“The specially designed yoga module for this trial included postures, breathing and relaxation techniques that were chosen keeping in view the pathophysiology of vasovagal syncope. ... Patients in both groups were similarly followed-up through regular telephone and video calls. ... Guided practice ensured safety and no adverse events were reported for the duration of the study,” the researchers wrote.
The primary outcome was the number of syncope and presyncope episodes at 12 months. Researchers observed a mean of 0.7 syncopal or presyncope events at 12 months in the yoga training group compared with 2.52 events in the therapy alone group (P < .01).
Thirteen (43.3%) patients in the yoga training group remained free of syncope or presyncope events at 12 months compared with four (16%) patients in the therapy alone group (P = .02).
At 12 months, all Syncope Functional Status Questionnaire scores and two domains of the WHO Quality of Life Brief Field Questionnaire scores were significantly improved (P < .05).
“We postulate that positive effects of yoga in this study could be related to a multidimensional effect of this intervention acting through both central and peripheral mechanisms, including physical, psychological and autonomic pathways,” the researchers wrote.
The researchers noted several limitations of the study, including its open-label design, lack of a sham yoga group and a lower sample size than calculated due to recruiting during the COVID-19 pandemic.

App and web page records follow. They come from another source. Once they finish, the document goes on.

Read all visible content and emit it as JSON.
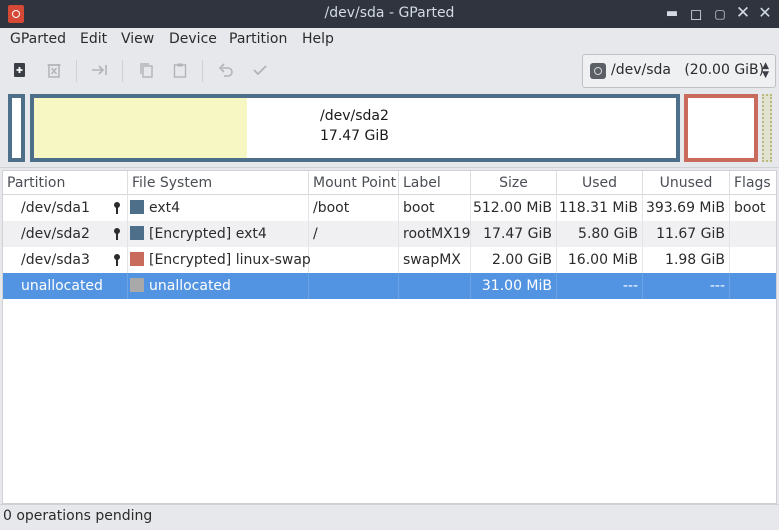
{
  "window": {
    "title": "/dev/sda - GParted"
  },
  "menu": [
    "GParted",
    "Edit",
    "View",
    "Device",
    "Partition",
    "Help"
  ],
  "toolbar": {
    "icons": [
      "new-icon",
      "delete-icon",
      "resize-move-icon",
      "copy-icon",
      "paste-icon",
      "undo-icon",
      "apply-icon"
    ]
  },
  "device_selector": {
    "value": "/dev/sda   (20.00 GiB)"
  },
  "disk_graph": {
    "main_label": "/dev/sda2",
    "main_size": "17.47 GiB"
  },
  "table": {
    "columns": [
      "Partition",
      "File System",
      "Mount Point",
      "Label",
      "Size",
      "Used",
      "Unused",
      "Flags"
    ],
    "rows": [
      {
        "partition": "/dev/sda1",
        "fs": "ext4",
        "fs_color": "#4d6f8a",
        "mount": "/boot",
        "label": "boot",
        "size": "512.00 MiB",
        "used": "118.31 MiB",
        "unused": "393.69 MiB",
        "flags": "boot",
        "locked": true
      },
      {
        "partition": "/dev/sda2",
        "fs": "[Encrypted] ext4",
        "fs_color": "#4d6f8a",
        "mount": "/",
        "label": "rootMX19",
        "size": "17.47 GiB",
        "used": "5.80 GiB",
        "unused": "11.67 GiB",
        "flags": "",
        "locked": true
      },
      {
        "partition": "/dev/sda3",
        "fs": "[Encrypted] linux-swap",
        "fs_color": "#c96b5c",
        "mount": "",
        "label": "swapMX",
        "size": "2.00 GiB",
        "used": "16.00 MiB",
        "unused": "1.98 GiB",
        "flags": "",
        "locked": true
      },
      {
        "partition": "unallocated",
        "fs": "unallocated",
        "fs_color": "#a9a9a9",
        "mount": "",
        "label": "",
        "size": "31.00 MiB",
        "used": "---",
        "unused": "---",
        "flags": "",
        "locked": false
      }
    ]
  },
  "status": {
    "text": "0 operations pending"
  },
  "colors": {
    "ext4": "#4d6f8a",
    "swap": "#c96b5c",
    "selection": "#5294e2",
    "used_fill": "#f7f7c3"
  }
}
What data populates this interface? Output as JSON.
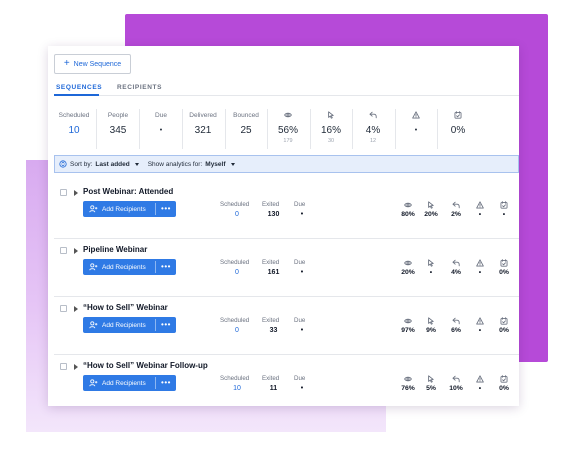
{
  "toolbar": {
    "new_sequence_label": "New Sequence"
  },
  "tabs": [
    {
      "label": "SEQUENCES"
    },
    {
      "label": "RECIPIENTS"
    }
  ],
  "stats": {
    "scheduled": {
      "label": "Scheduled",
      "value": "10"
    },
    "people": {
      "label": "People",
      "value": "345"
    },
    "due": {
      "label": "Due",
      "value": "•"
    },
    "delivered": {
      "label": "Delivered",
      "value": "321"
    },
    "bounced": {
      "label": "Bounced",
      "value": "25"
    },
    "opened": {
      "icon": "eye-icon",
      "value": "56%",
      "sub": "179"
    },
    "clicked": {
      "icon": "cursor-icon",
      "value": "16%",
      "sub": "30"
    },
    "replied": {
      "icon": "reply-icon",
      "value": "4%",
      "sub": "12"
    },
    "warning": {
      "icon": "warning-icon",
      "value": "•"
    },
    "finished": {
      "icon": "calendar-check-icon",
      "value": "0%"
    }
  },
  "sortbar": {
    "sort_by_label": "Sort by:",
    "sort_by_value": "Last added",
    "analytics_label": "Show analytics for:",
    "analytics_value": "Myself"
  },
  "row_labels": {
    "add_recipients": "Add Recipients",
    "more": "•••",
    "scheduled": "Scheduled",
    "exited": "Exited",
    "due": "Due"
  },
  "sequences": [
    {
      "name": "Post Webinar: Attended",
      "scheduled": "0",
      "exited": "130",
      "due": "•",
      "opened": "80%",
      "clicked": "20%",
      "replied": "2%",
      "warning": "•",
      "finished": "•"
    },
    {
      "name": "Pipeline Webinar",
      "scheduled": "0",
      "exited": "161",
      "due": "•",
      "opened": "20%",
      "clicked": "•",
      "replied": "4%",
      "warning": "•",
      "finished": "0%"
    },
    {
      "name": "“How to Sell” Webinar",
      "scheduled": "0",
      "exited": "33",
      "due": "•",
      "opened": "97%",
      "clicked": "9%",
      "replied": "6%",
      "warning": "•",
      "finished": "0%"
    },
    {
      "name": "“How to Sell” Webinar Follow-up",
      "scheduled": "10",
      "exited": "11",
      "due": "•",
      "opened": "76%",
      "clicked": "5%",
      "replied": "10%",
      "warning": "•",
      "finished": "0%"
    }
  ],
  "colors": {
    "accent": "#1d67d8",
    "button": "#2f7ae5",
    "purple": "#b64ad8",
    "sortbar_bg": "#e6eefb"
  }
}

“We believe these findings may make yoga a suitable adjunctive treatment modality for vasovagal syncope,” Sharma and colleagues wrote.